Northern Stage Raises Curtain on New $9 Million Theater Proposal
White River Junction — Another prominent parcel in downtown White River Junction has taken the spotlight.
The professional theater company Northern Stage has announced plans to construct a $9 million, 250-seat theater next to the company’s administrative offices on Gates Street, the former site of Miller Auto.
“It puts a smile on my heart to have us be this close to a dream that we have had for so long,” Janet Miller Haines, chairwoman of the Northern Stage board of directors, said Thursday. “And to have experienced the support — psychological, financial and artistic — that we have … has been so invigorating.”
If the nonprofit gains approval for the project from the Hartford Planning Commission and the Zoning Board of Adjustment, it hopes to start construction on the 17,500-square-foot building in September, with plans to open in the fall of 2015, just in time for Northern Stage’s 19th production season.
The project partners are scheduled to go before the Zoning Board of Adjustment on May 28, and the Planning Commission on June 2.
Thus far, Northern Stage’s fundraising campaign for the new theater has generated $4.8 million, or 53 percent, of the project’s total cost. Northern Stage officials hope to cover 100 percent of the cost with donated money.
“The momentum around this project has been powerful,” Carol Dunne, the company’s artistic director, said in a news release announcing the project. “Northern Stage will grow from a professional theater with regional impact to a regional theater with national impact.”
Others, too, expressed high hopes for the project, which is the third renovation or construction proposal to surface in White River Junction this spring.
Matt Bucy, a selectman from Hartford Village, recently handed in plans for a $2.5 million renovation to the American Legion building on South Main Street, and Hanover resident Bill Bittinger, one of four partners in Railroad Row LLC, announced plans to construct a $3.5 million, four-story building next to the Polka Dot diner on the corner of Bridge and Main streets.

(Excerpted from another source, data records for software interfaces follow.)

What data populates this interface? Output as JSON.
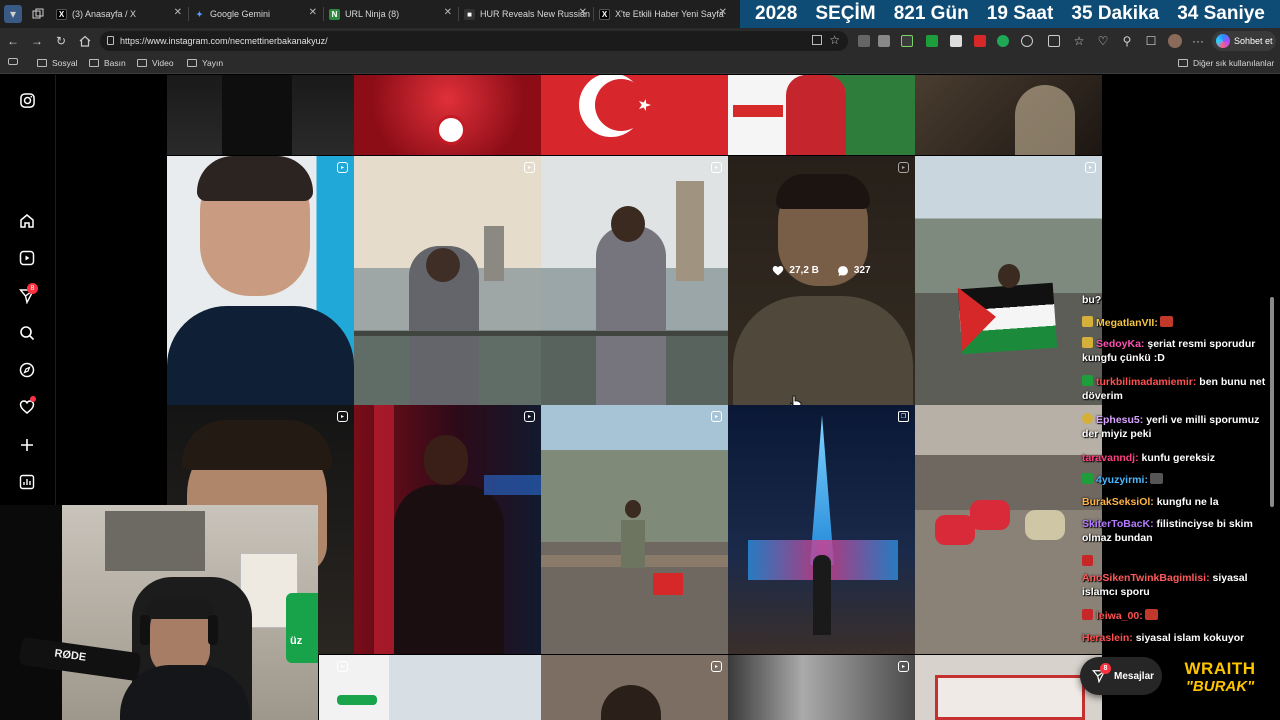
{
  "browser": {
    "tabs": [
      {
        "label": "(3) Anasayfa / X",
        "favicon": "x-icon"
      },
      {
        "label": "Google Gemini",
        "favicon": "gemini-icon"
      },
      {
        "label": "URL Ninja (8)",
        "favicon": "ninja-icon"
      },
      {
        "label": "HUR Reveals New Russian (",
        "favicon": "news-icon"
      },
      {
        "label": "X'te Etkili Haber Yeni Sayfa",
        "favicon": "x-icon"
      }
    ],
    "address": "https://www.instagram.com/necmettinerbakanakyuz/",
    "copilot_label": "Sohbet et",
    "bookmarks": [
      "Sosyal",
      "Basın",
      "Video",
      "Yayın"
    ],
    "other_bookmarks": "Diğer sık kullanılanlar"
  },
  "countdown": {
    "year": "2028",
    "label": "SEÇİM",
    "days": "821 Gün",
    "hours": "19 Saat",
    "minutes": "35 Dakika",
    "seconds": "34 Saniye"
  },
  "sidebar": {
    "notification_count": "8",
    "icons": [
      "instagram-icon",
      "home-icon",
      "reels-icon",
      "direct-icon",
      "search-icon",
      "explore-icon",
      "notifications-icon",
      "create-icon",
      "dashboard-icon"
    ]
  },
  "grid": {
    "hover_post": {
      "likes": "27,2 B",
      "comments": "327"
    },
    "partial_caption": "üz"
  },
  "chat": [
    {
      "user": "",
      "text": "bu?",
      "color": "#ffffff"
    },
    {
      "user": "MegatlanVII:",
      "text": "",
      "color": "#f5c542",
      "emote": true
    },
    {
      "user": "SedoyKa:",
      "text": "şeriat resmi sporudur kungfu çünkü :D",
      "color": "#ff4fb2"
    },
    {
      "user": "turkbilimadamiemir:",
      "text": "ben bunu net döverim",
      "color": "#ff5050"
    },
    {
      "user": "Ephesu5:",
      "text": "yerli ve milli sporumuz der miyiz peki",
      "color": "#d9a3ff"
    },
    {
      "user": "taravanndj:",
      "text": "kunfu gereksiz",
      "color": "#ff4080"
    },
    {
      "user": "4yuzyirmi:",
      "text": "",
      "color": "#4db8ff",
      "emote": true
    },
    {
      "user": "BurakSeksiOl:",
      "text": "kungfu ne la",
      "color": "#ffb347"
    },
    {
      "user": "SkiterToBacK:",
      "text": "filistinciyse bi skim olmaz bundan",
      "color": "#b57bff"
    },
    {
      "user": "",
      "text": "",
      "color": "#ff4040"
    },
    {
      "user": "AnoSikenTwinkBagimlisi:",
      "text": "siyasal islamcı sporu",
      "color": "#ff5a5a"
    },
    {
      "user": "leiwa_00:",
      "text": "",
      "color": "#ff5050",
      "emote": true
    },
    {
      "user": "Heraslein:",
      "text": "siyasal islam kokuyor",
      "color": "#ff5050"
    }
  ],
  "messages_button": {
    "label": "Mesajlar",
    "count": "8"
  },
  "stream_logo": {
    "line1": "WRAITH",
    "line2": "\"BURAK\""
  },
  "webcam": {
    "mic_brand": "RØDE"
  },
  "colors": {
    "countdown_bg": "#0f4c75",
    "instagram_badge": "#ff3040",
    "logo_yellow": "#ffc400"
  }
}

“Downtown White River has really started to burst with excitement and growth, and I think it is just tremendous for the community — not just White River Junction, but the town of Hartford,” Selectboard Chairman Ken Parker said Thursday. “I see the Northern Stage project as being a catalyst for a renaissance in new development in downtown White River, which is probably the most important step of any.”
The project is expected to enhance Northern Stage’s production capabilities and create a “premier theater destination” for the arts, according to Northern Stage design plans filed with the town.
Since its inception in 1997, Northern Stage has staged productions in the 245-seat Briggs Opera House theater located in the Gates-Briggs Building in downtown White River Junction.
“A new home for Northern Stage will transform our patrons’ experience and allow us all to appreciate the art in a completely new and exciting way,” Cyn Barrette, a member of the board of directors who doubles as co-chairwoman of the fundraising campaign, said in the news release.
The architecture and design plans, which were put together by Middlebury, Vt.-based Bread Loaf Corp. and Theatre Projects Consultants, which has offices in South Norwalk, Conn., Los Angeles, London and China, call for a theater with 250 seats, all with unobstructed views of the stage from no farther away than 38 feet.
The nonprofit hired Bread Loaf, a design-build firm also working on the renovation of the Hartford municipal building, as the construction management company for the project, Irene Green, director of sales and marketing for Northern Stage, said Friday.
Plans call for the former Miller Auto garage building on the Gates Street parcel to be dismantled before erecting the brand-new structure in its place.
If approved, the colorful, modern exterior of the new theater will greet guests to productions from September to May, and a front drop-off area and easily accessible box office will provide a smooth transition from the time patrons arrive until the show lets out. Guests will enter through a main entrance on the first floor and have immediate access to seating, with the option of accessing mezzanine seating by staircase or elevator. The building will be accessible to those with handicaps and will have rehearsal and classroom space for actors and students on the first floor, as well as ample space backstage. A state-of-the-art sound system will be installed, and hearing assist capabilities will be available.
Northern Stage officials said David Briggs, who is chairman of the Hartford Development Corp. and whose family owns the Gates-Briggs Building, has been “very supportive” of the move and the growth of the company. Messages left for Briggs weren’t returned last week.
In 2010, Northern Stage officials proposed building a new $22.5 million, 320-seat theater at the Gates Street site, but the project plans were scaled back when a new administration took over and recalculated the theater’s needs, Green said.
Northern Stage’s plans to build its own theater extend back to before the economic downturn in 2008.
“The company has long envisioned a new theater venue for our audiences and artists to convene,” Miller Haines said. “I could not be more excited about helping to make this dream come alive.”
Jordan Cuddemi can be reached at firstname.lastname@example.org or 603-727-3248.